- Philosopher Philip Reed defines "terminalism" as discrimination against the dying, or treating the terminally ill worse than they would expect to be treated if they were not dying.
- Examples of terminalism include denying necessary medical care to the dying based on cost, prioritizing life extension over quality of life in allocation protocols, and granting experimental treatments only when conventional options have failed.
- Reed argues that terminalism is unjustified and highlights the importance of recognizing the rights and value of dying individuals as human beings.
When you are dying, you are placed in a hospice. Often, this is a real, brick-and-mortar hospice with palliative care and psychological support. At other times, though, the hospice is a metaphorical one. The terminally ill are ignored by those too awkward or scared to face them. They are told not to work or exert themselves in the slightest. The dying exist as ghosts and live in the hinge space between society and “on the way out.” When you’re told you’re going to die, you become invisible.
This has led the philosopher Phillip Reed to coin the expression “terminalism.” For Reed, terminalism “is discrimination against the dying, or treating the terminally ill worse than they would expect to be treated if they were not dying.” In other words, it involves treating those in a hospice — literally or metaphorically — as second-class citizens.
Here we look at three examples of terminalism and consider to what extent, if at all, it can be justified.
How quickly are you dying?

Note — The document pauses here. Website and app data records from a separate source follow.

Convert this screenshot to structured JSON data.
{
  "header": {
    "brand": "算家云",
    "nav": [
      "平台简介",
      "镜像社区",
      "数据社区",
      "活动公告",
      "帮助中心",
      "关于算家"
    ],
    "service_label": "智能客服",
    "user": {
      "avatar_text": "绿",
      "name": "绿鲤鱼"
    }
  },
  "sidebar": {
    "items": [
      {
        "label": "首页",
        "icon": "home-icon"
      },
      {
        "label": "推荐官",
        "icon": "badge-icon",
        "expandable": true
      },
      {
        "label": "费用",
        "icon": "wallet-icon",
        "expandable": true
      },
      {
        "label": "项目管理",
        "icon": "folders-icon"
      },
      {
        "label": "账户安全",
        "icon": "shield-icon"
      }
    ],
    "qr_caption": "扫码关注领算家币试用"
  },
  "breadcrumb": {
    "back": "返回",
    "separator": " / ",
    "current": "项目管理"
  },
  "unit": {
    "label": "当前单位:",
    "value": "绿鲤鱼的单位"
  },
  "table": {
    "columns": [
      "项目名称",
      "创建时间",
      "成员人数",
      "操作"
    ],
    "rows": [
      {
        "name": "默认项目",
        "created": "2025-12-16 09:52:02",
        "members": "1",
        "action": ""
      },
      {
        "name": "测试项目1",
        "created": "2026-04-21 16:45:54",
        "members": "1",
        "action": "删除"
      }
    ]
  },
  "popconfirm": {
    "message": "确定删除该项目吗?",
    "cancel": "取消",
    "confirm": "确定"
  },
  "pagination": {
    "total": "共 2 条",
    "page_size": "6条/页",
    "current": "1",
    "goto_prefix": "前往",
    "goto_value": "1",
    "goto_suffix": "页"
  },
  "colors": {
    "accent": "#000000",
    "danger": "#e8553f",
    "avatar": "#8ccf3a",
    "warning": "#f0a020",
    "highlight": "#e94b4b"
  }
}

It’s both trite and existentially invigorating to say, “We are all dying.” If life is seen in terms of a finite number of heartbeats, we are all ticking our way to the grave. But if we are to discuss the rights of the terminally ill, we need to define “dying” a bit more closely. Reed discounts those who are likely to die in the extremely short-term; there is little to be said about discrimination against someone on an operating table or who is bleeding out on a battlefield.
Reed argues that those who will die imminently are not “socially salient,” which is to say that their state of dying will not be long enough to affect social relationships, social norms, or legal attitudes. As he puts it, “because membership in the group is, by definition, extremely short-lived, it cannot play a role in a wide range of social contexts for any one person.”
Therefore, if we are talking about discrimination as a social phenomenon, we have to talk about those who have been terminally ill for long enough to experience some kind of discrimination. Reed more or less settles on the established legal position of the U.S. and many in the West, in which “terminally ill” is defined as anyone who will die in the next six months from an illness.
In an article for the Journal of Medical Ethics, Reed goes on to list examples of terminalism in our legal and social systems. Here, we look at three.
Too expensive to bother. If you want to receive hospice care, which is overwhelmingly palliative, you have to be in the last six months of your life. Yet, if you receive hospice care, you will stop taking (or not be offered) life-prolonging drugs, even when those drugs have palliative effects. Why bother wasting money extending someone’s life when their death is inevitable? What’s more, 78% of American hospices turn away patients requiring high-cost care. But, as Reed says, “There is a strong social consensus that people should not be denied necessary medical care simply based on the cost, and yet this happens regularly for the dying (at least if they also need hospice care).”
Allocation protocols. During COVID, most hospital systems developed rules of allocation for life-saving drugs and apparatuses. Those who were dying were at the bottom of the list. When an institution is suffering from limited healthcare resources, such as organs for transplant, they will often be biased against the terminally ill. Reed criticizes protocols that prioritize life extension over quality of life, as they implicitly undervalue the immediate needs of dying patients.
“Right to try” laws. While these laws ostensibly empower terminally ill patients to access experimental treatments, they also highlight a paradox. They grant a certain freedom only when the patient has been deemed beyond the help of conventional medicine, potentially relegating them to the status of test subjects when traditional care options are exhausted.
Reed suggests a useful thought experiment to highlight the prejudices in each case. He writes: “It is easy to see the discrimination if we change the eligibility criteria to another socially salient group: if we said that [the above applied] exclusively for racial minorities or trans people, the message would be that we do not care about protecting racial minorities or trans people.” We do not care about protecting the dying.
Reed believes that a lot of people will find it somewhat ridiculous to call these instances a kind of discrimination. When presented with limited resources, surely it’s better to focus on those who have longer to live? In other words, isn’t it okay to value longevity over the moribund?
Reed calls this a structural “terminalist prejudice,” with little philosophical justification for it. He argues that “many of us tend to think, explicitly or implicitly, that a worthwhile life involves both the kind of life that has a future and also enables a person to ‘contribute meaningfully’ to society.”
We don’t want to see ourselves as cruel or prejudiced. We don’t want to accept that we are privately and socially devaluing human life based on our terminalist biases. Dying people are human beings as well. They have brothers and sisters; sons and daughters; or wives and husbands. They read books, watch TV, talk, laugh, and reminisce. If all humans have rights, the dying have rights, too. They are valuable in themselves, not for some abstract, unknown “contribution” they might make. As Reed puts it, “The reason that terminalism matters is that dying persons matter.”